● **What to do**
What the response needs is every record, repeated verbatim, and no images.

● **The data**
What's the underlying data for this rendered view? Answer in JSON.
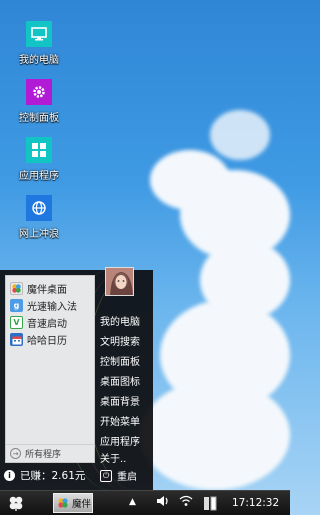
{
  "desktop": {
    "icons": [
      {
        "label": "我的电脑",
        "icon": "monitor-icon",
        "color": "#12c4c4"
      },
      {
        "label": "控制面板",
        "icon": "gear-icon",
        "color": "#b11bd6"
      },
      {
        "label": "应用程序",
        "icon": "apps-grid-icon",
        "color": "#12c4c4"
      },
      {
        "label": "网上冲浪",
        "icon": "globe-icon",
        "color": "#1f78e0"
      }
    ]
  },
  "start_menu": {
    "programs": [
      {
        "label": "魔伴桌面",
        "icon": "mobanzhuomian-app-icon",
        "color": "#3aa0e8"
      },
      {
        "label": "光速输入法",
        "icon": "guangsu-input-icon",
        "color": "#4e9be6"
      },
      {
        "label": "音速启动",
        "icon": "yinsu-launcher-icon",
        "color": "#37a84a"
      },
      {
        "label": "哈哈日历",
        "icon": "calendar-icon",
        "color": "#2c6fc4"
      }
    ],
    "all_programs_label": "所有程序",
    "right_items": [
      "我的电脑",
      "文明搜索",
      "控制面板",
      "桌面图标",
      "桌面背景",
      "开始菜单",
      "应用程序",
      "关于.."
    ],
    "earnings_label": "已赚：2.61元",
    "restart_label": "重启"
  },
  "taskbar": {
    "start_icon": "clover-start-icon",
    "task_label": "魔伴",
    "tray_icons": [
      "arrow-up-icon",
      "volume-icon",
      "wifi-icon",
      "battery-icon"
    ],
    "time": "17:12:32"
  }
}
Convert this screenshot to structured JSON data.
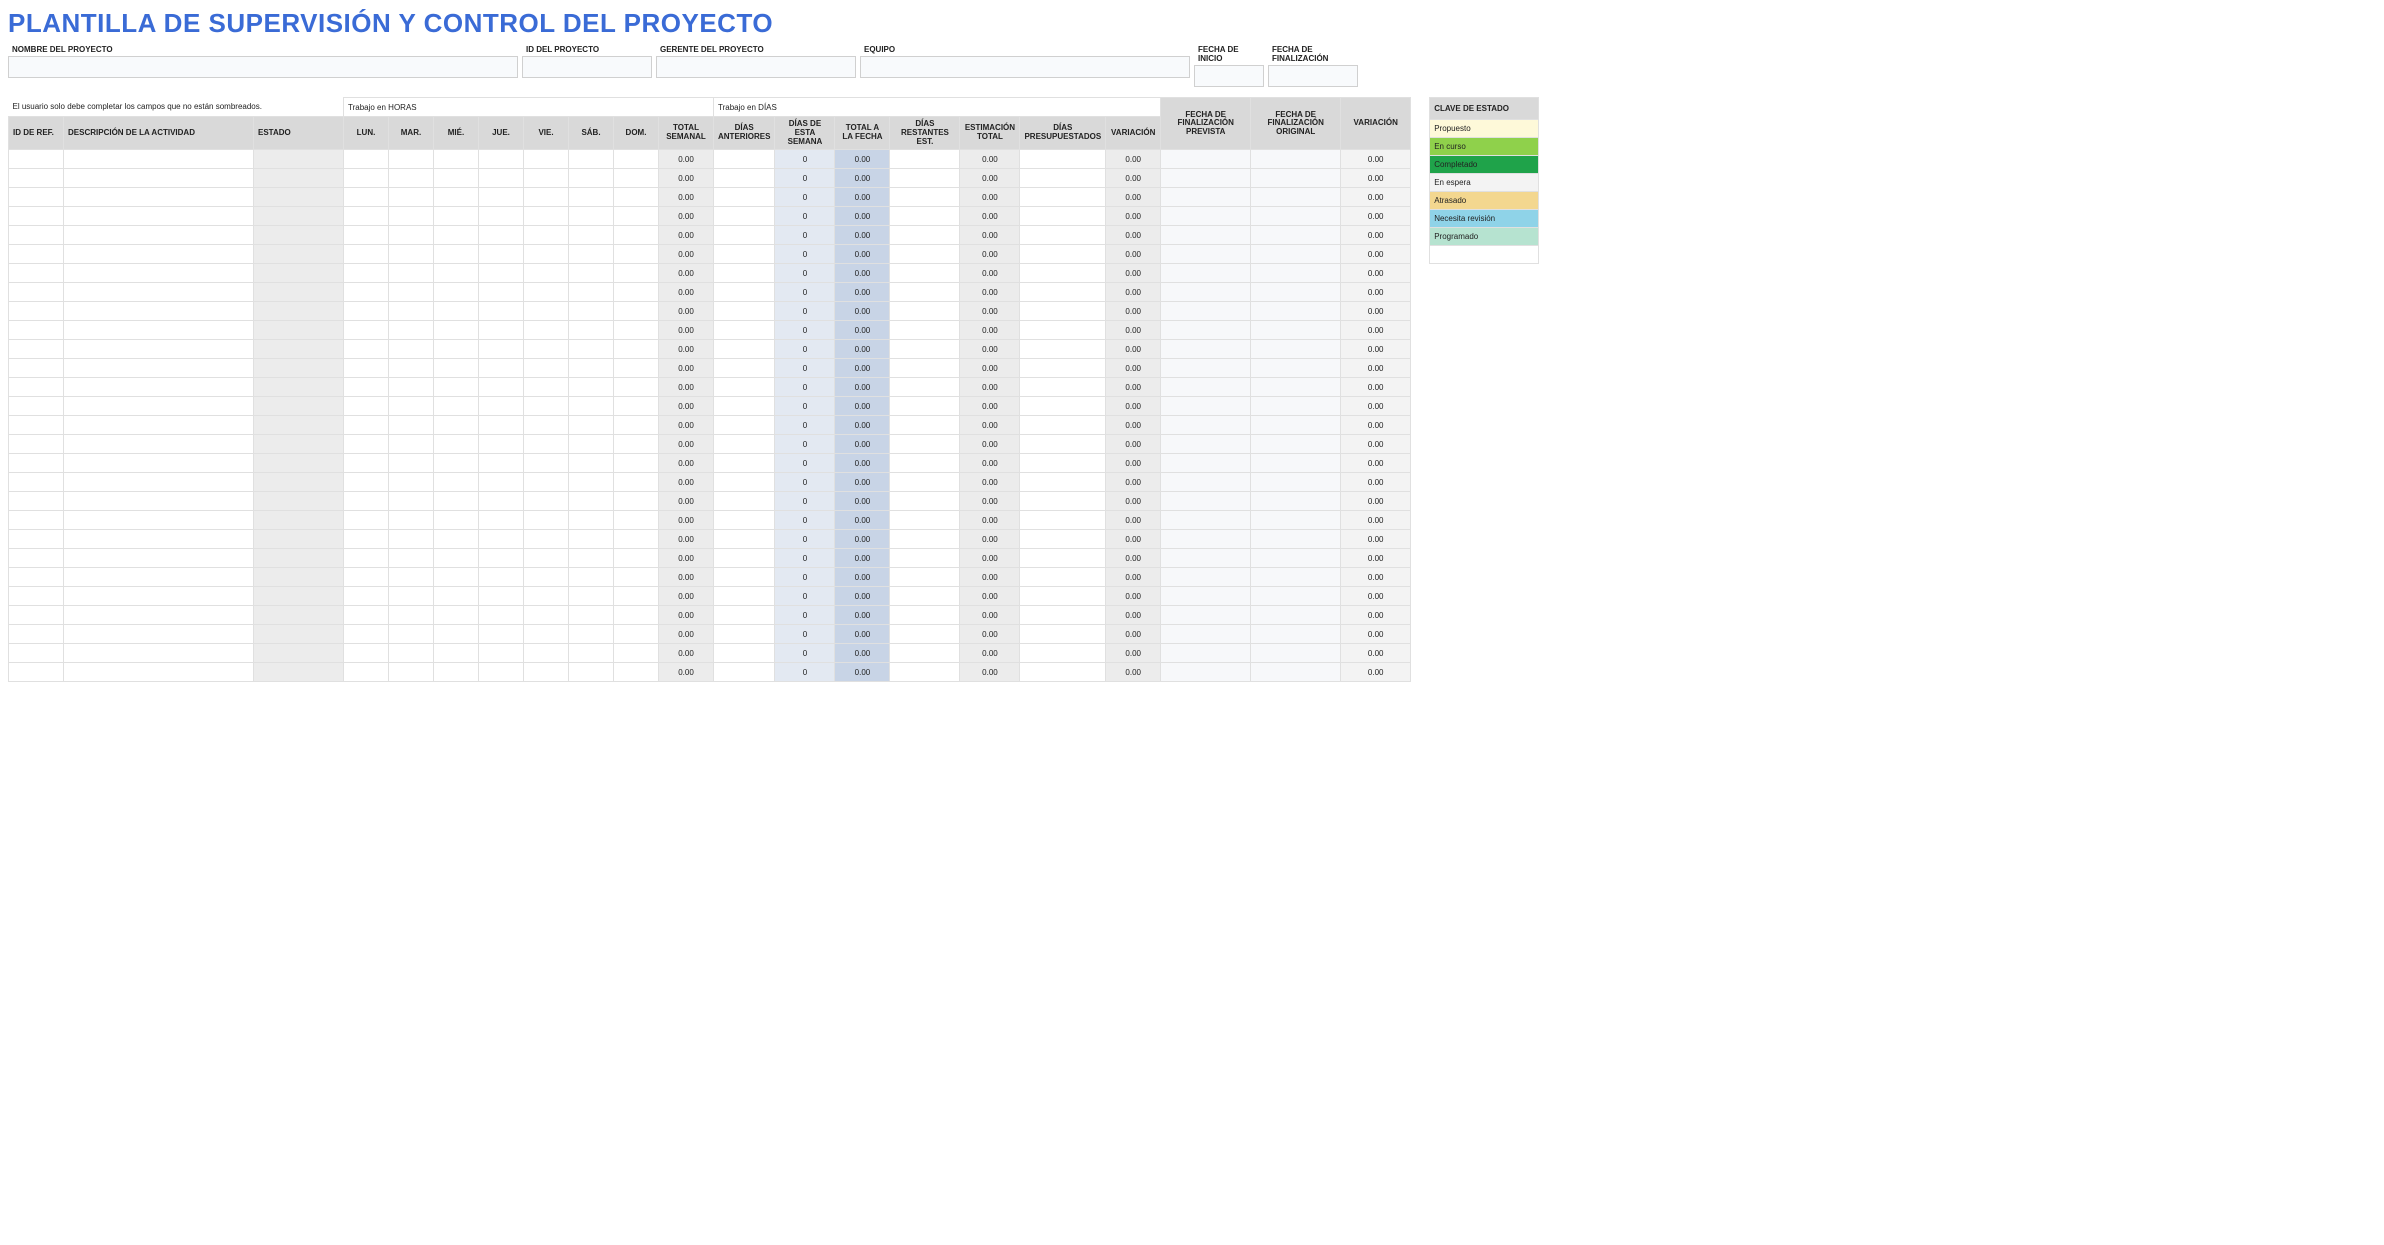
{
  "title": "PLANTILLA DE SUPERVISIÓN Y CONTROL DEL PROYECTO",
  "meta": {
    "project_name_label": "NOMBRE DEL PROYECTO",
    "project_id_label": "ID DEL PROYECTO",
    "pm_label": "GERENTE DEL PROYECTO",
    "team_label": "EQUIPO",
    "start_label": "FECHA DE INICIO",
    "end_label": "FECHA DE FINALIZACIÓN",
    "project_name": "",
    "project_id": "",
    "pm": "",
    "team": "",
    "start": "",
    "end": ""
  },
  "note": "El usuario solo debe completar los campos que no están sombreados.",
  "sections": {
    "hours": "Trabajo en HORAS",
    "days": "Trabajo en DÍAS"
  },
  "headers": {
    "ref": "ID DE REF.",
    "desc": "DESCRIPCIÓN DE LA ACTIVIDAD",
    "estado": "ESTADO",
    "lun": "LUN.",
    "mar": "MAR.",
    "mie": "MIÉ.",
    "jue": "JUE.",
    "vie": "VIE.",
    "sab": "SÁB.",
    "dom": "DOM.",
    "total_sem": "TOTAL SEMANAL",
    "dias_ant": "DÍAS ANTERIORES",
    "dias_esta": "DÍAS DE ESTA SEMANA",
    "total_fecha": "TOTAL A LA FECHA",
    "dias_rest": "DÍAS RESTANTES EST.",
    "est_total": "ESTIMACIÓN TOTAL",
    "dias_pres": "DÍAS PRESUPUESTADOS",
    "variacion": "VARIACIÓN",
    "fecha_prev": "FECHA DE FINALIZACIÓN PREVISTA",
    "fecha_orig": "FECHA DE FINALIZACIÓN ORIGINAL",
    "variacion2": "VARIACIÓN"
  },
  "row_defaults": {
    "total_sem": "0.00",
    "dias_esta": "0",
    "total_fecha": "0.00",
    "est_total": "0.00",
    "variacion": "0.00",
    "variacion2": "0.00"
  },
  "row_count": 28,
  "legend": {
    "title": "CLAVE DE ESTADO",
    "items": [
      {
        "label": "Propuesto",
        "color": "#fef9d9"
      },
      {
        "label": "En curso",
        "color": "#8fd14b"
      },
      {
        "label": "Completado",
        "color": "#1fa34a"
      },
      {
        "label": "En espera",
        "color": "#f3f3f3"
      },
      {
        "label": "Atrasado",
        "color": "#f3d78f"
      },
      {
        "label": "Necesita revisión",
        "color": "#8fd3e8"
      },
      {
        "label": "Programado",
        "color": "#b6e3d0"
      }
    ]
  }
}
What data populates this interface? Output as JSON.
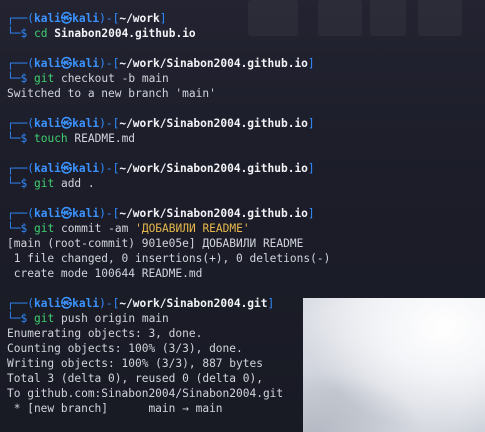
{
  "prompt": {
    "corner_top": "┌──",
    "corner_bottom": "└─",
    "user": "kali",
    "at_glyph": "㉿",
    "host": "kali",
    "open_paren": "(",
    "close_paren": ")",
    "dash": "-",
    "open_bracket": "[",
    "close_bracket": "]",
    "dollar": "$"
  },
  "blocks": [
    {
      "path": "~/work",
      "command": "cd",
      "args": [
        {
          "text": "Sinabon2004.github.io",
          "kind": "arg"
        }
      ],
      "output": []
    },
    {
      "path": "~/work/Sinabon2004.github.io",
      "command": "git",
      "args": [
        {
          "text": "checkout",
          "kind": "flag"
        },
        {
          "text": "-b",
          "kind": "flag"
        },
        {
          "text": "main",
          "kind": "flag"
        }
      ],
      "output": [
        "Switched to a new branch 'main'"
      ]
    },
    {
      "path": "~/work/Sinabon2004.github.io",
      "command": "touch",
      "args": [
        {
          "text": "README.md",
          "kind": "flag"
        }
      ],
      "output": []
    },
    {
      "path": "~/work/Sinabon2004.github.io",
      "command": "git",
      "args": [
        {
          "text": "add",
          "kind": "flag"
        },
        {
          "text": ".",
          "kind": "flag"
        }
      ],
      "output": []
    },
    {
      "path": "~/work/Sinabon2004.github.io",
      "command": "git",
      "args": [
        {
          "text": "commit",
          "kind": "flag"
        },
        {
          "text": "-am",
          "kind": "flag"
        },
        {
          "text": "'ДОБАВИЛИ README'",
          "kind": "str"
        }
      ],
      "output": [
        "[main (root-commit) 901e05e] ДОБАВИЛИ README",
        " 1 file changed, 0 insertions(+), 0 deletions(-)",
        " create mode 100644 README.md"
      ]
    },
    {
      "path": "~/work/Sinabon2004.git",
      "command": "git",
      "args": [
        {
          "text": "push",
          "kind": "flag"
        },
        {
          "text": "origin",
          "kind": "flag"
        },
        {
          "text": "main",
          "kind": "flag"
        }
      ],
      "output": [
        "Enumerating objects: 3, done.",
        "Counting objects: 100% (3/3), done.",
        "Writing objects: 100% (3/3), 887 bytes",
        "Total 3 (delta 0), reused 0 (delta 0),",
        "To github.com:Sinabon2004/Sinabon2004.git",
        " * [new branch]      main → main"
      ]
    }
  ],
  "colors": {
    "prompt_blue": "#2f8bff",
    "command_green": "#3fd070",
    "string_yellow": "#e6b84a",
    "path_white": "#f2f3f7",
    "output_gray": "#d2d4dc"
  }
}
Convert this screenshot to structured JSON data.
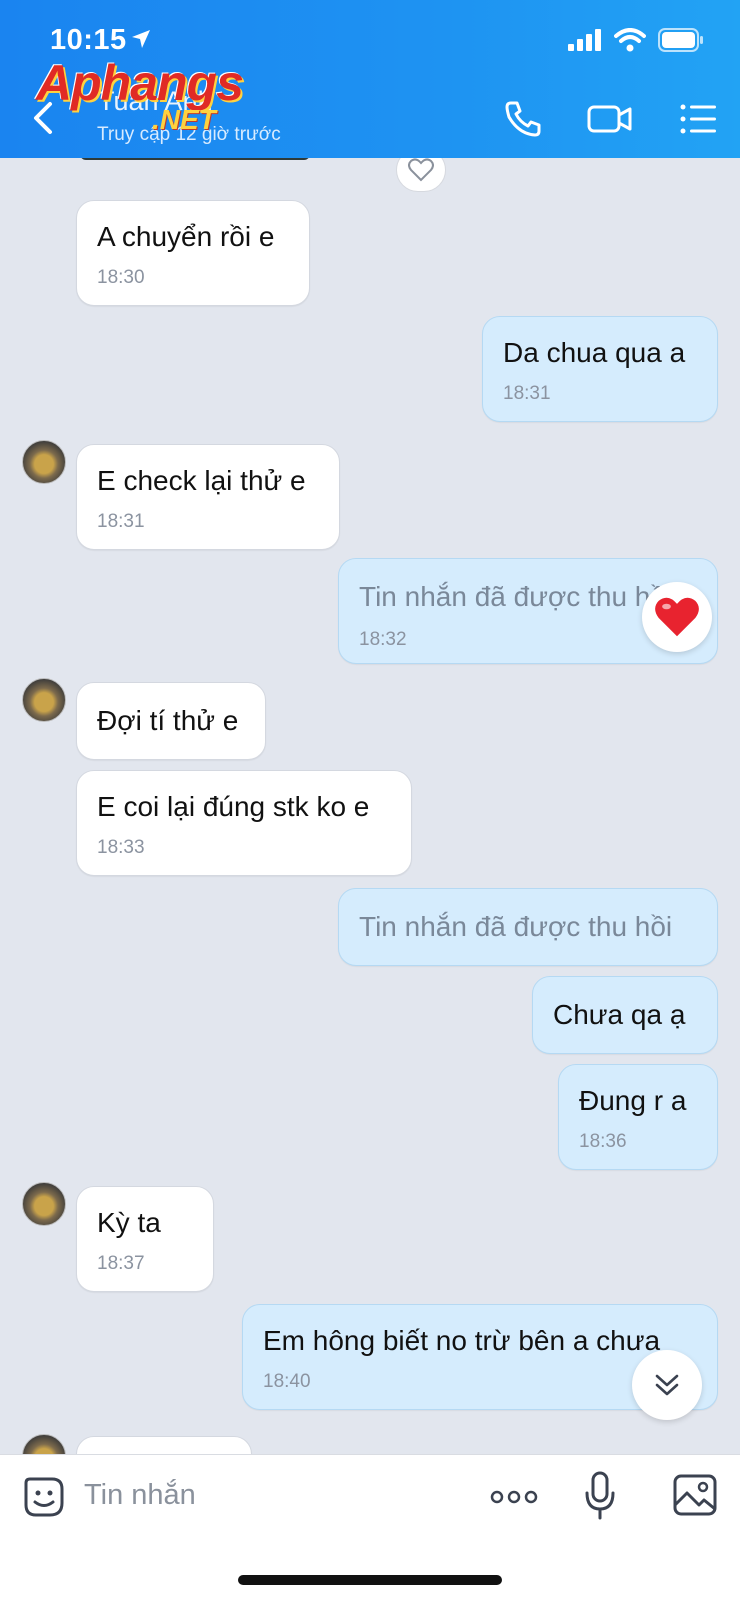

● **Your response**
What's the underlying data for this rendered view? Answer in JSON.
{
  "desktop": {
    "icons": [
      {
        "label": "我的电脑",
        "icon": "monitor-icon",
        "color": "#12c4c4"
      },
      {
        "label": "控制面板",
        "icon": "gear-icon",
        "color": "#b11bd6"
      },
      {
        "label": "应用程序",
        "icon": "apps-grid-icon",
        "color": "#12c4c4"
      },
      {
        "label": "网上冲浪",
        "icon": "globe-icon",
        "color": "#1f78e0"
      }
    ]
  },
  "start_menu": {
    "programs": [
      {
        "label": "魔伴桌面",
        "icon": "mobanzhuomian-app-icon",
        "color": "#3aa0e8"
      },
      {
        "label": "光速输入法",
        "icon": "guangsu-input-icon",
        "color": "#4e9be6"
      },
      {
        "label": "音速启动",
        "icon": "yinsu-launcher-icon",
        "color": "#37a84a"
      },
      {
        "label": "哈哈日历",
        "icon": "calendar-icon",
        "color": "#2c6fc4"
      }
    ],
    "all_programs_label": "所有程序",
    "right_items": [
      "我的电脑",
      "文明搜索",
      "控制面板",
      "桌面图标",
      "桌面背景",
      "开始菜单",
      "应用程序",
      "关于.."
    ],
    "earnings_label": "已赚：2.61元",
    "restart_label": "重启"
  },
  "taskbar": {
    "start_icon": "clover-start-icon",
    "task_label": "魔伴",
    "tray_icons": [
      "arrow-up-icon",
      "volume-icon",
      "wifi-icon",
      "battery-icon"
    ],
    "time": "17:12:32"
  }
}
Convert this screenshot to structured JSON data.
{
  "title": "PLANTILLA DE SUPERVISIÓN Y CONTROL DEL PROYECTO",
  "meta": {
    "project_name_label": "NOMBRE DEL PROYECTO",
    "project_id_label": "ID DEL PROYECTO",
    "pm_label": "GERENTE DEL PROYECTO",
    "team_label": "EQUIPO",
    "start_label": "FECHA DE INICIO",
    "end_label": "FECHA DE FINALIZACIÓN",
    "project_name": "",
    "project_id": "",
    "pm": "",
    "team": "",
    "start": "",
    "end": ""
  },
  "note": "El usuario solo debe completar los campos que no están sombreados.",
  "sections": {
    "hours": "Trabajo en HORAS",
    "days": "Trabajo en DÍAS"
  },
  "headers": {
    "ref": "ID DE REF.",
    "desc": "DESCRIPCIÓN DE LA ACTIVIDAD",
    "estado": "ESTADO",
    "lun": "LUN.",
    "mar": "MAR.",
    "mie": "MIÉ.",
    "jue": "JUE.",
    "vie": "VIE.",
    "sab": "SÁB.",
    "dom": "DOM.",
    "total_sem": "TOTAL SEMANAL",
    "dias_ant": "DÍAS ANTERIORES",
    "dias_esta": "DÍAS DE ESTA SEMANA",
    "total_fecha": "TOTAL A LA FECHA",
    "dias_rest": "DÍAS RESTANTES EST.",
    "est_total": "ESTIMACIÓN TOTAL",
    "dias_pres": "DÍAS PRESUPUESTADOS",
    "variacion": "VARIACIÓN",
    "fecha_prev": "FECHA DE FINALIZACIÓN PREVISTA",
    "fecha_orig": "FECHA DE FINALIZACIÓN ORIGINAL",
    "variacion2": "VARIACIÓN"
  },
  "row_defaults": {
    "total_sem": "0.00",
    "dias_esta": "0",
    "total_fecha": "0.00",
    "est_total": "0.00",
    "variacion": "0.00",
    "variacion2": "0.00"
  },
  "row_count": 28,
  "legend": {
    "title": "CLAVE DE ESTADO",
    "items": [
      {
        "label": "Propuesto",
        "color": "#fef9d9"
      },
      {
        "label": "En curso",
        "color": "#8fd14b"
      },
      {
        "label": "Completado",
        "color": "#1fa34a"
      },
      {
        "label": "En espera",
        "color": "#f3f3f3"
      },
      {
        "label": "Atrasado",
        "color": "#f3d78f"
      },
      {
        "label": "Necesita revisión",
        "color": "#8fd3e8"
      },
      {
        "label": "Programado",
        "color": "#b6e3d0"
      }
    ]
  }
}
What data populates this interface? Output as JSON.
{
  "prompt": {
    "corner_top": "┌──",
    "corner_bottom": "└─",
    "user": "kali",
    "at_glyph": "㉿",
    "host": "kali",
    "open_paren": "(",
    "close_paren": ")",
    "dash": "-",
    "open_bracket": "[",
    "close_bracket": "]",
    "dollar": "$"
  },
  "blocks": [
    {
      "path": "~/work",
      "command": "cd",
      "args": [
        {
          "text": "Sinabon2004.github.io",
          "kind": "arg"
        }
      ],
      "output": []
    },
    {
      "path": "~/work/Sinabon2004.github.io",
      "command": "git",
      "args": [
        {
          "text": "checkout",
          "kind": "flag"
        },
        {
          "text": "-b",
          "kind": "flag"
        },
        {
          "text": "main",
          "kind": "flag"
        }
      ],
      "output": [
        "Switched to a new branch 'main'"
      ]
    },
    {
      "path": "~/work/Sinabon2004.github.io",
      "command": "touch",
      "args": [
        {
          "text": "README.md",
          "kind": "flag"
        }
      ],
      "output": []
    },
    {
      "path": "~/work/Sinabon2004.github.io",
      "command": "git",
      "args": [
        {
          "text": "add",
          "kind": "flag"
        },
        {
          "text": ".",
          "kind": "flag"
        }
      ],
      "output": []
    },
    {
      "path": "~/work/Sinabon2004.github.io",
      "command": "git",
      "args": [
        {
          "text": "commit",
          "kind": "flag"
        },
        {
          "text": "-am",
          "kind": "flag"
        },
        {
          "text": "'ДОБАВИЛИ README'",
          "kind": "str"
        }
      ],
      "output": [
        "[main (root-commit) 901e05e] ДОБАВИЛИ README",
        " 1 file changed, 0 insertions(+), 0 deletions(-)",
        " create mode 100644 README.md"
      ]
    },
    {
      "path": "~/work/Sinabon2004.git",
      "command": "git",
      "args": [
        {
          "text": "push",
          "kind": "flag"
        },
        {
          "text": "origin",
          "kind": "flag"
        },
        {
          "text": "main",
          "kind": "flag"
        }
      ],
      "output": [
        "Enumerating objects: 3, done.",
        "Counting objects: 100% (3/3), done.",
        "Writing objects: 100% (3/3), 887 bytes",
        "Total 3 (delta 0), reused 0 (delta 0),",
        "To github.com:Sinabon2004/Sinabon2004.git",
        " * [new branch]      main → main"
      ]
    }
  ],
  "colors": {
    "prompt_blue": "#2f8bff",
    "command_green": "#3fd070",
    "string_yellow": "#e6b84a",
    "path_white": "#f2f3f7",
    "output_gray": "#d2d4dc"
  }
}
Convert this screenshot to structured JSON data.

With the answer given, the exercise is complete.